In recent years, the interest in sustainable and eco-friendly practices has grown exponentially. One area where individuals can make a positive impact is in their choice of dyes for fabric and yarn. Natural dyes, derived from plants and vegetables, offer an environmentally friendly alternative to synthetic dyes, which often contain harmful chemicals and can have adverse effects on both the environment and human health. In this article, we will explore the process of making your own natural dyes, allowing you to add vibrant and unique colors to your fabrics and yarns in a sustainable way.
Understanding the Basics of Natural Dyes
Natural dyes are derived from various parts of plants and vegetables, such as leaves, flowers, roots, and even kitchen scraps. These sources contain natural pigments that can be extracted and used to dye textiles. It’s essential to choose plant materials that are abundant and locally available to reduce the environmental impact.
Preparing the Fabrics and Yarns
Before dyeing, ensure that your fabrics and yarns are appropriately prepared to achieve optimal color absorption. For animal-based fibers like wool and silk, scour them using a mild soap to remove any natural oils and dirt that might impede the dye’s uptake. For plant-based fibers like cotton and linen, pre-mordanting is necessary to enhance color retention. Common mordants include alum, iron, and copper. Follow the recommended mordanting process for your specific fiber type.
Creating Natural Dye Extracts
1. Onion Skins Save onion skins from cooking and simmer them in water to create a beautiful golden-yellow dye.
2. Avocado Pits and Skins Boil the pits and skins of avocados to produce soft pink hues on textiles.
3. Turmeric This vibrant spice can be used directly or boiled to create shades of yellow and golden-orange.

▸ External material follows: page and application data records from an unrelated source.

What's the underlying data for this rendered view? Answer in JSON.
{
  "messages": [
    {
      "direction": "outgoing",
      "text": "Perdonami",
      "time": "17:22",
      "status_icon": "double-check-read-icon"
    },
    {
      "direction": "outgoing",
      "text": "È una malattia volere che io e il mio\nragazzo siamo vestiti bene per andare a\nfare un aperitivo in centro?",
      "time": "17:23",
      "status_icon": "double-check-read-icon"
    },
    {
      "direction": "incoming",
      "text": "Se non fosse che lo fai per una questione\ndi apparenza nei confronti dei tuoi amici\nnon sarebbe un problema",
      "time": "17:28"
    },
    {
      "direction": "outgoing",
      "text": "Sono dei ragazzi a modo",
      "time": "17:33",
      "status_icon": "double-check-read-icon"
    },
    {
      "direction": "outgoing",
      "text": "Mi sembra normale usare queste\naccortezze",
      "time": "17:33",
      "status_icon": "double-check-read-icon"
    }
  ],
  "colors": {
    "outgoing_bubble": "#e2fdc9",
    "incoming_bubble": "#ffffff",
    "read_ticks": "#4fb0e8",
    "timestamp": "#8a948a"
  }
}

4. Spinach and Nettles Rich green tones can be obtained by boiling spinach or nettles.
5. Beetroot Boil chopped beetroot to achieve beautiful shades of pink and reddish-purple.
6. Walnut Hulls Use the outer husks of walnuts to produce warm brown colors on fabric.
7. Indigo Ferment indigo leaves to create the famous deep blue dye.
The Dyeing Process
1. Preparation Chop or grind the plant material to increase its surface area, enabling better pigment extraction.
2. Extraction Simmer the plant material in water for an extended period to extract the dye. The longer the simmering time, the stronger the color will be.
3. Straining Once the dye solution reaches the desired color, strain out the plant material and return the liquid to the pot.
4. Dye Bath Add the pre-mordanted fabrics or yarns into the dye bath and bring it to a gentle simmer. Stir occasionally to ensure even dye penetration.
5. Soaking and Cooling Allow the textiles to soak in the dye bath for several hours, or even overnight, for deeper color saturation. Afterward, let the dyed material cool down in the dye bath to enhance color fastness.
6. Rinsing Remove the fabrics or yarns from the dye bath and rinse them with cold water until the water runs clear.
7. Drying Hang the dyed materials to dry away from direct sunlight, which could cause fading.
Caring for Naturally Dyed Textiles
To maintain the vibrancy and longevity of naturally dyed fabrics and yarns, proper care is crucial. Always wash them separately and with mild soap to prevent color bleeding. Avoid exposing them to direct sunlight for extended periods, as this can cause fading over time. When storing, keep them in a cool, dry place away from moisture and strong odors.
FREQUENTLY ASKED QUESTIONS
How do you dye yarn with vegetables?
Chop up your vegetables, combine with water, bring to a boil and simmer for about an hour. Then you pour the mixture through a strainer and the dye liquid is ready to use. My ratio of food stuff to water was 1:1 which means use 1 cup of chopped veggies to 1 cup water.
What vegetable makes green dye?
Spinach can be used to make a natural green food dye! And get this it’s really easy to make. The bright green in spinach makes it the perfect natural food coloring and can provide a little added nutritional benefit like added fiber, Vitamin C among other vitamins and minerals.
Making your own natural dyes from plants and vegetables is an enriching and sustainable way to add unique colors to your fabrics and yarns. By exploring the diverse range of plant materials available, you can create a beautiful palette of colors while reducing your environmental impact. Embrace the simplicity of nature’s pigments and embark on a rewarding journey of natural dyeing, contributing to a greener and more eco-conscious world. Happy dyeing!